» What you will do:
Retype the whole listing exactly. Leave out pictures.

» Material for this task:
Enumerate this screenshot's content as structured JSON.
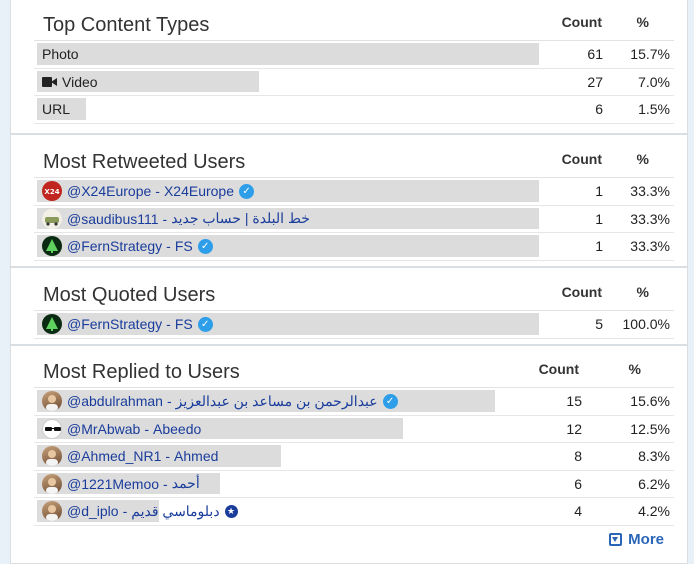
{
  "sections": [
    {
      "title": "Top Content Types",
      "count_label": "Count",
      "pct_label": "%",
      "rows": [
        {
          "label": "Photo",
          "icon": null,
          "count": "61",
          "pct": "15.7%",
          "bar_fraction": 1.0
        },
        {
          "label": "Video",
          "icon": "video-camera-icon",
          "count": "27",
          "pct": "7.0%",
          "bar_fraction": 0.443
        },
        {
          "label": "URL",
          "icon": null,
          "count": "6",
          "pct": "1.5%",
          "bar_fraction": 0.098
        }
      ]
    },
    {
      "title": "Most Retweeted Users",
      "count_label": "Count",
      "pct_label": "%",
      "rows": [
        {
          "handle": "@X24Europe",
          "name": "X24Europe",
          "avatar": "x24-avatar",
          "badge": "verified",
          "count": "1",
          "pct": "33.3%",
          "bar_fraction": 1.0
        },
        {
          "handle": "@saudibus111",
          "name": "خط البلدة | حساب جديد",
          "avatar": "bus-avatar",
          "badge": null,
          "count": "1",
          "pct": "33.3%",
          "bar_fraction": 1.0
        },
        {
          "handle": "@FernStrategy",
          "name": "FS",
          "avatar": "tree-avatar",
          "badge": "verified",
          "count": "1",
          "pct": "33.3%",
          "bar_fraction": 1.0
        }
      ]
    },
    {
      "title": "Most Quoted Users",
      "count_label": "Count",
      "pct_label": "%",
      "rows": [
        {
          "handle": "@FernStrategy",
          "name": "FS",
          "avatar": "tree-avatar",
          "badge": "verified",
          "count": "5",
          "pct": "100.0%",
          "bar_fraction": 1.0
        }
      ]
    },
    {
      "title": "Most Replied to Users",
      "count_label": "Count",
      "pct_label": "%",
      "rows": [
        {
          "handle": "@abdulrahman",
          "name": "عبدالرحمن بن مساعد بن عبدالعزيز",
          "avatar": "photo-avatar",
          "badge": "verified",
          "count": "15",
          "pct": "15.6%",
          "bar_fraction": 1.0
        },
        {
          "handle": "@MrAbwab",
          "name": "Abeedo",
          "avatar": "sunglasses-avatar",
          "badge": null,
          "count": "12",
          "pct": "12.5%",
          "bar_fraction": 0.8
        },
        {
          "handle": "@Ahmed_NR1",
          "name": "Ahmed",
          "avatar": "photo-avatar",
          "badge": null,
          "count": "8",
          "pct": "8.3%",
          "bar_fraction": 0.533
        },
        {
          "handle": "@1221Memoo",
          "name": "أحمد",
          "avatar": "photo-avatar",
          "badge": null,
          "count": "6",
          "pct": "6.2%",
          "bar_fraction": 0.4
        },
        {
          "handle": "@d_iplo",
          "name": "دبلوماسي قديم",
          "avatar": "photo-avatar",
          "badge": "star",
          "count": "4",
          "pct": "4.2%",
          "bar_fraction": 0.267
        }
      ]
    }
  ],
  "separator": " - ",
  "more_label": "More",
  "colors": {
    "page_bg": "#e8f1f8",
    "bar": "#dcdcdc",
    "link": "#1a3d9c",
    "verified": "#2f9ee9",
    "more": "#2a66b8"
  }
}
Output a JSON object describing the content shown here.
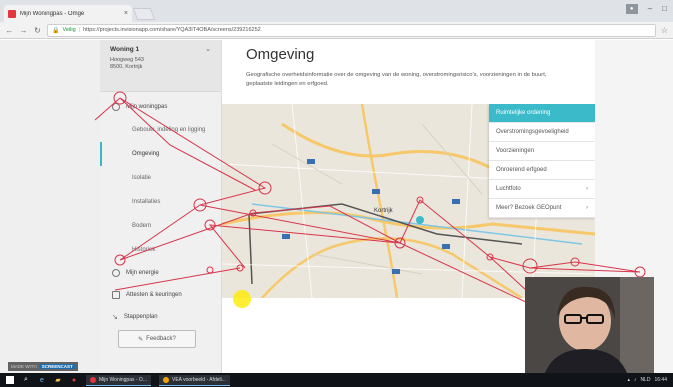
{
  "browser": {
    "tab_title": "Mijn Woningpas - Omge",
    "tab_close": "×",
    "url_secure_label": "Veilig",
    "url": "https://projects.invisionapp.com/share/YQA3IT4OBA/screens/239216252",
    "window_controls": [
      "–",
      "□"
    ]
  },
  "sidebar": {
    "home_title": "Woning 1",
    "home_address_line1": "Hoogweg 543",
    "home_address_line2": "8500, Kortrijk",
    "sections": {
      "woningpas": "Mijn woningpas",
      "energie": "Mijn energie",
      "attesten": "Attesten & keuringen",
      "stappenplan": "Stappenplan"
    },
    "woningpas_items": [
      "Gebouw, indeling en ligging",
      "Omgeving",
      "Isolatie",
      "Installaties",
      "Bodem",
      "Historiek"
    ],
    "active_item": "Omgeving",
    "feedback_label": "Feedback?"
  },
  "main": {
    "title": "Omgeving",
    "description": "Geografische overheidsinformatie over de omgeving van de woning, overstromingsrisico's, voorzieningen in de buurt, geplaatste leidingen en erfgoed."
  },
  "map": {
    "layers": [
      {
        "label": "Ruimtelijke ordening",
        "active": true,
        "chevron": false
      },
      {
        "label": "Overstromingsgevoeligheid",
        "active": false,
        "chevron": false
      },
      {
        "label": "Voorzieningen",
        "active": false,
        "chevron": false
      },
      {
        "label": "Onroerend erfgoed",
        "active": false,
        "chevron": false
      },
      {
        "label": "Luchtfoto",
        "active": false,
        "chevron": true
      },
      {
        "label": "Meer? Bezoek GEOpunt",
        "active": false,
        "chevron": true
      }
    ],
    "city_label": "Kortrijk"
  },
  "recording": {
    "watermark_text": "MADE WITH",
    "watermark_brand": "SCREENCAST"
  },
  "taskbar": {
    "apps": [
      {
        "label": "Mijn Woningpas - O...",
        "color": "#e2373f"
      },
      {
        "label": "VEA voorbeeld - Afdeli...",
        "color": "#f1a400"
      }
    ],
    "tray_language": "NLD",
    "tray_time": "16:44"
  },
  "colors": {
    "accent": "#3bbbc9",
    "annotation_red": "#d8344a"
  }
}
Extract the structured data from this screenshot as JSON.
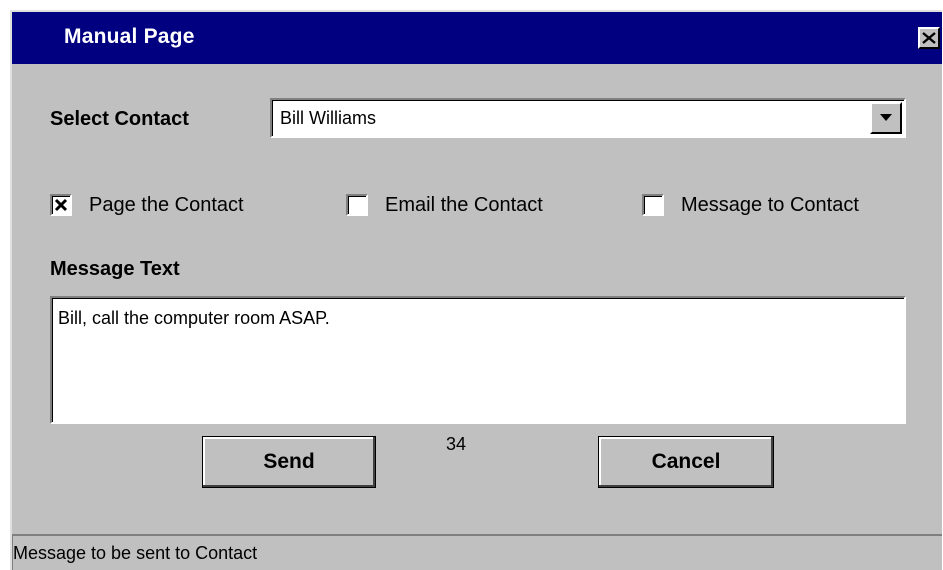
{
  "window": {
    "title": "Manual Page",
    "close_icon": "close-icon"
  },
  "contact": {
    "label": "Select Contact",
    "selected": "Bill Williams",
    "dropdown_icon": "chevron-down-icon"
  },
  "options": [
    {
      "label": "Page the Contact",
      "checked": true
    },
    {
      "label": "Email the Contact",
      "checked": false
    },
    {
      "label": "Message to Contact",
      "checked": false
    }
  ],
  "message": {
    "label": "Message Text",
    "value": "Bill, call the computer room ASAP.",
    "char_count": "34"
  },
  "buttons": {
    "send": "Send",
    "cancel": "Cancel"
  },
  "status": {
    "text": "Message to be sent to Contact"
  },
  "colors": {
    "titlebar": "#000080",
    "face": "#c0c0c0",
    "title_text": "#ffffff"
  }
}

» Finished exercise:
Enumerate this screenshot's content as structured JSON.
{
  "sections": [
    {
      "title": "Top Content Types",
      "count_label": "Count",
      "pct_label": "%",
      "rows": [
        {
          "label": "Photo",
          "icon": null,
          "count": "61",
          "pct": "15.7%",
          "bar_fraction": 1.0
        },
        {
          "label": "Video",
          "icon": "video-camera-icon",
          "count": "27",
          "pct": "7.0%",
          "bar_fraction": 0.443
        },
        {
          "label": "URL",
          "icon": null,
          "count": "6",
          "pct": "1.5%",
          "bar_fraction": 0.098
        }
      ]
    },
    {
      "title": "Most Retweeted Users",
      "count_label": "Count",
      "pct_label": "%",
      "rows": [
        {
          "handle": "@X24Europe",
          "name": "X24Europe",
          "avatar": "x24-avatar",
          "badge": "verified",
          "count": "1",
          "pct": "33.3%",
          "bar_fraction": 1.0
        },
        {
          "handle": "@saudibus111",
          "name": "خط البلدة | حساب جديد",
          "avatar": "bus-avatar",
          "badge": null,
          "count": "1",
          "pct": "33.3%",
          "bar_fraction": 1.0
        },
        {
          "handle": "@FernStrategy",
          "name": "FS",
          "avatar": "tree-avatar",
          "badge": "verified",
          "count": "1",
          "pct": "33.3%",
          "bar_fraction": 1.0
        }
      ]
    },
    {
      "title": "Most Quoted Users",
      "count_label": "Count",
      "pct_label": "%",
      "rows": [
        {
          "handle": "@FernStrategy",
          "name": "FS",
          "avatar": "tree-avatar",
          "badge": "verified",
          "count": "5",
          "pct": "100.0%",
          "bar_fraction": 1.0
        }
      ]
    },
    {
      "title": "Most Replied to Users",
      "count_label": "Count",
      "pct_label": "%",
      "rows": [
        {
          "handle": "@abdulrahman",
          "name": "عبدالرحمن بن مساعد بن عبدالعزيز",
          "avatar": "photo-avatar",
          "badge": "verified",
          "count": "15",
          "pct": "15.6%",
          "bar_fraction": 1.0
        },
        {
          "handle": "@MrAbwab",
          "name": "Abeedo",
          "avatar": "sunglasses-avatar",
          "badge": null,
          "count": "12",
          "pct": "12.5%",
          "bar_fraction": 0.8
        },
        {
          "handle": "@Ahmed_NR1",
          "name": "Ahmed",
          "avatar": "photo-avatar",
          "badge": null,
          "count": "8",
          "pct": "8.3%",
          "bar_fraction": 0.533
        },
        {
          "handle": "@1221Memoo",
          "name": "أحمد",
          "avatar": "photo-avatar",
          "badge": null,
          "count": "6",
          "pct": "6.2%",
          "bar_fraction": 0.4
        },
        {
          "handle": "@d_iplo",
          "name": "دبلوماسي قديم",
          "avatar": "photo-avatar",
          "badge": "star",
          "count": "4",
          "pct": "4.2%",
          "bar_fraction": 0.267
        }
      ]
    }
  ],
  "separator": " - ",
  "more_label": "More",
  "colors": {
    "page_bg": "#e8f1f8",
    "bar": "#dcdcdc",
    "link": "#1a3d9c",
    "verified": "#2f9ee9",
    "more": "#2a66b8"
  }
}
Output a JSON object describing the content shown here.
{
  "browser": {
    "tab_title": "Mijn Woningpas - Omge",
    "tab_close": "×",
    "url_secure_label": "Veilig",
    "url": "https://projects.invisionapp.com/share/YQA3IT4OBA/screens/239216252",
    "window_controls": [
      "–",
      "□"
    ]
  },
  "sidebar": {
    "home_title": "Woning 1",
    "home_address_line1": "Hoogweg 543",
    "home_address_line2": "8500, Kortrijk",
    "sections": {
      "woningpas": "Mijn woningpas",
      "energie": "Mijn energie",
      "attesten": "Attesten & keuringen",
      "stappenplan": "Stappenplan"
    },
    "woningpas_items": [
      "Gebouw, indeling en ligging",
      "Omgeving",
      "Isolatie",
      "Installaties",
      "Bodem",
      "Historiek"
    ],
    "active_item": "Omgeving",
    "feedback_label": "Feedback?"
  },
  "main": {
    "title": "Omgeving",
    "description": "Geografische overheidsinformatie over de omgeving van de woning, overstromingsrisico's, voorzieningen in de buurt, geplaatste leidingen en erfgoed."
  },
  "map": {
    "layers": [
      {
        "label": "Ruimtelijke ordening",
        "active": true,
        "chevron": false
      },
      {
        "label": "Overstromingsgevoeligheid",
        "active": false,
        "chevron": false
      },
      {
        "label": "Voorzieningen",
        "active": false,
        "chevron": false
      },
      {
        "label": "Onroerend erfgoed",
        "active": false,
        "chevron": false
      },
      {
        "label": "Luchtfoto",
        "active": false,
        "chevron": true
      },
      {
        "label": "Meer? Bezoek GEOpunt",
        "active": false,
        "chevron": true
      }
    ],
    "city_label": "Kortrijk"
  },
  "recording": {
    "watermark_text": "MADE WITH",
    "watermark_brand": "SCREENCAST"
  },
  "taskbar": {
    "apps": [
      {
        "label": "Mijn Woningpas - O...",
        "color": "#e2373f"
      },
      {
        "label": "VEA voorbeeld - Afdeli...",
        "color": "#f1a400"
      }
    ],
    "tray_language": "NLD",
    "tray_time": "16:44"
  },
  "colors": {
    "accent": "#3bbbc9",
    "annotation_red": "#d8344a"
  }
}
Extract the structured data from this screenshot as JSON.
{
  "window": {
    "title": "Manual Page",
    "close_icon": "close-icon"
  },
  "contact": {
    "label": "Select Contact",
    "selected": "Bill Williams",
    "dropdown_icon": "chevron-down-icon"
  },
  "options": [
    {
      "label": "Page the Contact",
      "checked": true
    },
    {
      "label": "Email the Contact",
      "checked": false
    },
    {
      "label": "Message to Contact",
      "checked": false
    }
  ],
  "message": {
    "label": "Message Text",
    "value": "Bill, call the computer room ASAP.",
    "char_count": "34"
  },
  "buttons": {
    "send": "Send",
    "cancel": "Cancel"
  },
  "status": {
    "text": "Message to be sent to Contact"
  },
  "colors": {
    "titlebar": "#000080",
    "face": "#c0c0c0",
    "title_text": "#ffffff"
  }
}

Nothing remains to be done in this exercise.